Recently, a mysterious thing happened. I came out of my apartment and couldn’t find my bike. It was just after returning from the holidays and I hadn’t noticed its absence when arriving back to Beijing. I know it had been locked and it wasn’t easy to carry—a heavy “Yongjiu” (永久Forever) model with a big baby seat on the back.
I could only conclude, with a heavy heart, that it had been stolen.
I’ve had since 2008 and ever since I installed a baby seat on the back of it, I rarely lock it. Who’s going to steal a seat belonging to a parent with a small child? Especially when I’m going inside for something in a store or when I’m just running upstairs for something at my apartment—I prefer to trust the universe. That is, during the day.
So that’s why I knew I had locked it before the holidays. I did it intentionally—the same way I always lock the bike at night.

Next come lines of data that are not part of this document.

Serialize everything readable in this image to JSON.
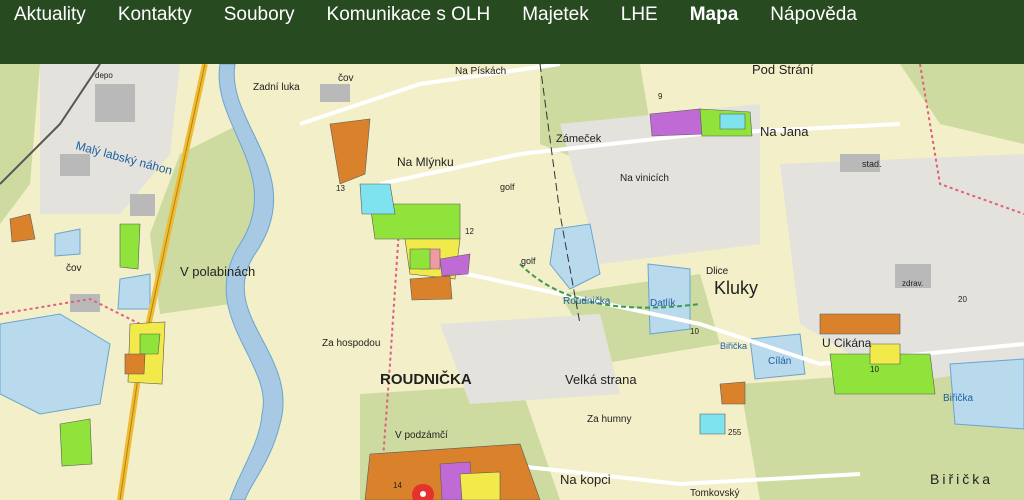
{
  "nav": {
    "items": [
      {
        "label": "Aktuality",
        "active": false
      },
      {
        "label": "Kontakty",
        "active": false
      },
      {
        "label": "Soubory",
        "active": false
      },
      {
        "label": "Komunikace s OLH",
        "active": false
      },
      {
        "label": "Majetek",
        "active": false
      },
      {
        "label": "LHE",
        "active": false
      },
      {
        "label": "Mapa",
        "active": true
      },
      {
        "label": "Nápověda",
        "active": false
      }
    ]
  },
  "map": {
    "labels": {
      "zadni_luka": "Zadní luka",
      "cov_top": "čov",
      "na_piskach": "Na Pískách",
      "pod_strani": "Pod Strání",
      "depo": "depo",
      "maly_labsky_nahon": "Malý labský náhon",
      "na_mlynku": "Na Mlýnku",
      "zamecek": "Zámeček",
      "na_jana": "Na Jana",
      "stad": "stad.",
      "na_vinicich": "Na vinicích",
      "golf1": "golf",
      "golf2": "golf",
      "cov_left": "čov",
      "v_polabinach": "V polabinách",
      "roudnicka_lake": "Roudnička",
      "datlik": "Datlík",
      "dlice": "Dlice",
      "kluky": "Kluky",
      "zdrav": "zdrav.",
      "za_hospodou": "Za hospodou",
      "biricka1": "Biřička",
      "cilan": "Cílán",
      "u_cikana": "U Cikána",
      "roudnicka_village": "ROUDNIČKA",
      "velka_strana": "Velká strana",
      "za_humny": "Za humny",
      "v_podzamci": "V podzámčí",
      "biricka2": "Biřička",
      "biricka3": "Biřička",
      "na_kopci": "Na kopci",
      "tomkovsky": "Tomkovský",
      "n255": "255",
      "n13": "13",
      "n12": "12",
      "n10a": "10",
      "n10b": "10",
      "n20": "20",
      "n9": "9",
      "n14": "14"
    },
    "colors": {
      "header": "#274a21",
      "land": "#f3efc8",
      "forest": "#cddba0",
      "water": "#b9d9ec",
      "river": "#a7c9e4",
      "road_major": "#f0bb32",
      "urban": "#d4d4d4",
      "parcel_orange": "#d9822b",
      "parcel_green": "#8fe33a",
      "parcel_yellow": "#f2ea4a",
      "parcel_cyan": "#7fe3ef",
      "parcel_purple": "#c06ad6",
      "parcel_pink": "#f09aa3",
      "marker": "#e5322d",
      "boundary": "#e0607f",
      "trail": "#3c9a4f"
    }
  }
}
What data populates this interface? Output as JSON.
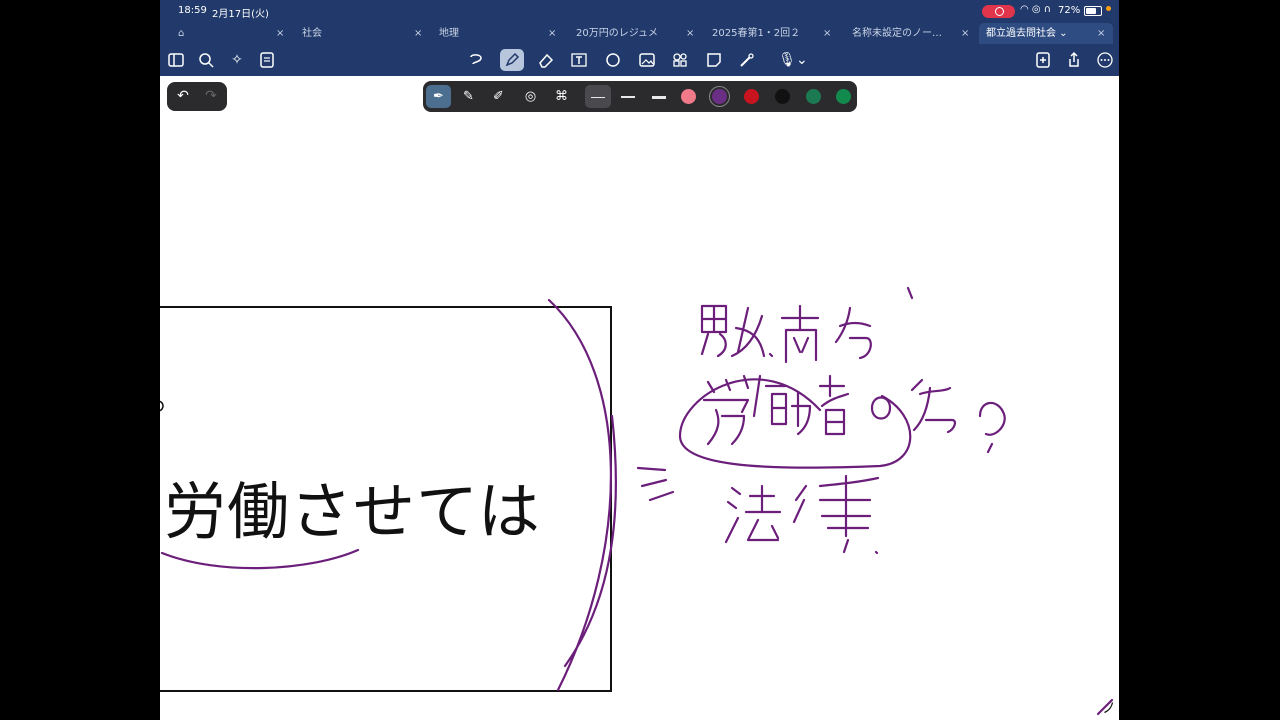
{
  "status": {
    "time": "18:59",
    "date": "2月17日(火)",
    "battery": "72%",
    "icons": [
      "wifi-icon",
      "location-icon",
      "headphones-icon"
    ]
  },
  "tabs": [
    {
      "label": "",
      "icon": "home-icon",
      "close": "×"
    },
    {
      "label": "社会",
      "close": "×"
    },
    {
      "label": "地理",
      "close": "×"
    },
    {
      "label": "20万円のレジュメ",
      "close": "×"
    },
    {
      "label": "2025春第1・2回２",
      "close": "×"
    },
    {
      "label": "名称未設定のノー…",
      "close": "×"
    },
    {
      "label": "都立過去問社会 ⌄",
      "close": "×",
      "active": true
    }
  ],
  "toolbar": {
    "left": [
      "sidebar-icon",
      "search-icon",
      "sparkle-icon",
      "document-icon"
    ],
    "center": [
      "lasso-icon",
      "pen-icon",
      "eraser-icon",
      "textbox-icon",
      "shapes-icon",
      "image-icon",
      "elements-icon",
      "sticky-note-icon",
      "laser-pointer-icon",
      "microphone-icon"
    ],
    "right": [
      "add-page-icon",
      "share-icon",
      "more-icon"
    ]
  },
  "undo": "↶",
  "redo": "↷",
  "palette": {
    "tools": [
      "fountain-pen",
      "ball-pen",
      "brush-pen",
      "shape-pen",
      "color-picker"
    ],
    "strokes": [
      1,
      2,
      3
    ],
    "colors": [
      "#F07A8A",
      "#6B2E85",
      "#C8141E",
      "#111111",
      "#1C7A52",
      "#138A4D"
    ],
    "selected_color": "#6B2E85"
  },
  "document": {
    "text": "労働させては",
    "handwriting": [
      "男女.両立",
      "労働者の為の",
      "⇒ 法律"
    ]
  },
  "scroll_hint": "ノ"
}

When I told the family by WeChat that my bike had been stolen, my Chinese husband, a notoriously terrible gift giver who failed to produce a Christmas or birthday present in the last year, went into immediate “problem-solving” mode. He declared that a new bike would be my Valentine’s Day present. (The first Valentine’s day present EVER.)
Taobao to the rescue. Old-style Shanghai bikes called “Fenghuang” (凤凰 Phoenix) bikes look a lot like Yongjius so I selected that style from the links he sent me, (also through WeChat.) The seller was to arrive in five days. Until then, I had feet.
Then, en route to another job, I noticed something grey poking out from behind a homemade shed/shanty that one of our neighbours built in the middle of the courtyard’s parking area. It was the same colour as the baby seat from my old bike. Upon closer inspection, I discovered my whole (locked) bike—intact—lying on its side behind the structure. Its position—invisible from my entrance and many metres from where it had been parked—was mysterious, to say the least.
When I told my husband (also over WeChat) that I had found my old bike, he just laughed. He said having a second bike would finally enable him to go riding as a family. “We just need a second baby seat,” he said, casually.
This is a guy who rarely walks unnecessary distances. First a present and now an expressed desire to exercise? These are mysterious times.
The new bike arrived, shiny and perfect. The guy assembled it in my building’s courtyard, locked it up, and delivered the keys to my apartment door. I’ve decided to ride it as my primary bike while the old one, rusty from eight years of Beijing streets, gets a well-needed rest.
What’s the lesson here? One should not assume theft. But, yes, assume that if you’re going to go on vacation and you leave a bike in a public space in Beijing, someone is very likely to move it for random and inexplicable reasons before you come back.
And the other lesson? People can surprise you, even after years of knowing them.
Just more Unsolved Beijing Mysteries to keep life interesting…
Photos: Courtesy of Ember Swift